The happy story. I think, um, we had a client come to us wanting some specific, um, work and, um, it started off on the usual foot. How much does this cost? Okay, fine. We'll start off with a certain part of this project and, um, we all realized that we, we connected as people and we got on really well and that we can all be honest and open, and say all these things, like we can come, come around to a point where you can say, well, we've got 50 grand to achieve X, Y, and Z. Do you think that's feasible? Uh, and we can then go back to them and say, well, why don't we do this portion? And we can spend some of that other money over here doing something else. And we're quite happy. We're not trying to like go, oh yeah, someone's mentioned 50 grand. We'll take all that, thank you very much, and put it in our back pockets. I think just having that level of honesty and having that, that level of friendship that you can have the conversations that go okay, we'll spend, um, we'll spend 10 grand of that and you spend 40 grand of that elsewhere. You know, you can have some of those really interesting conversations and it, and it feels massively different than just going, how much does this cost? How much does this cost? And because we can give proper advice rather than just go, yes sir, yes sir, no, yeah. Or trying to get more profit out of something, you know, it's a really different conversation.
I think it is. I mean, we're talking very B2B here. Um, I mean, I think it could apply outside of the B2B world as well, but it's, it's just a case of, um, breaking down those initial barriers where, uh, everyone thinks everyone's just out to make a buck, rather than, you know, do a good job or do something that they're passionate about. And I think that's, that's the big mind shift, if you like, that organizations could make to make their offering better, I guess, better than what they used to be.
It's also coming to big business, because I was - I'm not sure if you listened to Radio 4 this morning, but there was an interview with a guy from Unilever who, um, they're a massive company who do lots of different products, but they're saying things like, we don't want to pay the minimum wage. We want to pay a decent wage to people and, um, having those conversations out there and we're, we're not just trying to serve these shareholders over here. We're trying to, um, have, uh, a wider communication and that, uh, conversation with the entire community, that business community, and people will buy into that. And it, and it's definitely coming. Like we understand that, uh, Apple have, um, not paid workers enough in China in the past. And, and the entire world is, is getting ready to become open and honest and try and do a new version of capitalism. I think that, um, uh, people are getting a bit wound up about the, all the PPE stuff that the government has done, and the cronyism, and the cronyism within politics and business. I see all that sort of evaporating away, and our little parts, where we're open and honest down here, will filter out to the rest of the business community at some point.

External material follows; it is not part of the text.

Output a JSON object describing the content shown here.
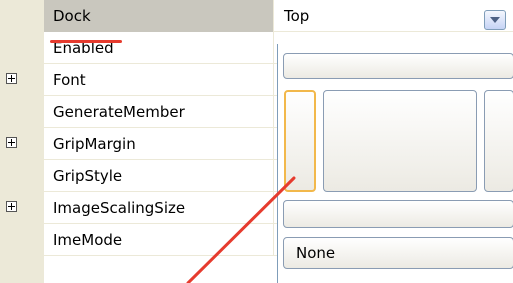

Very good. Chris Goor for prime minister, everybody, I say.
I'd vote for you.
We've just got to be nice to each other. That's all we've got to do.
There we go. Let's end this with a Bill and Ted quote. Be excellent to each other. Party on dudes.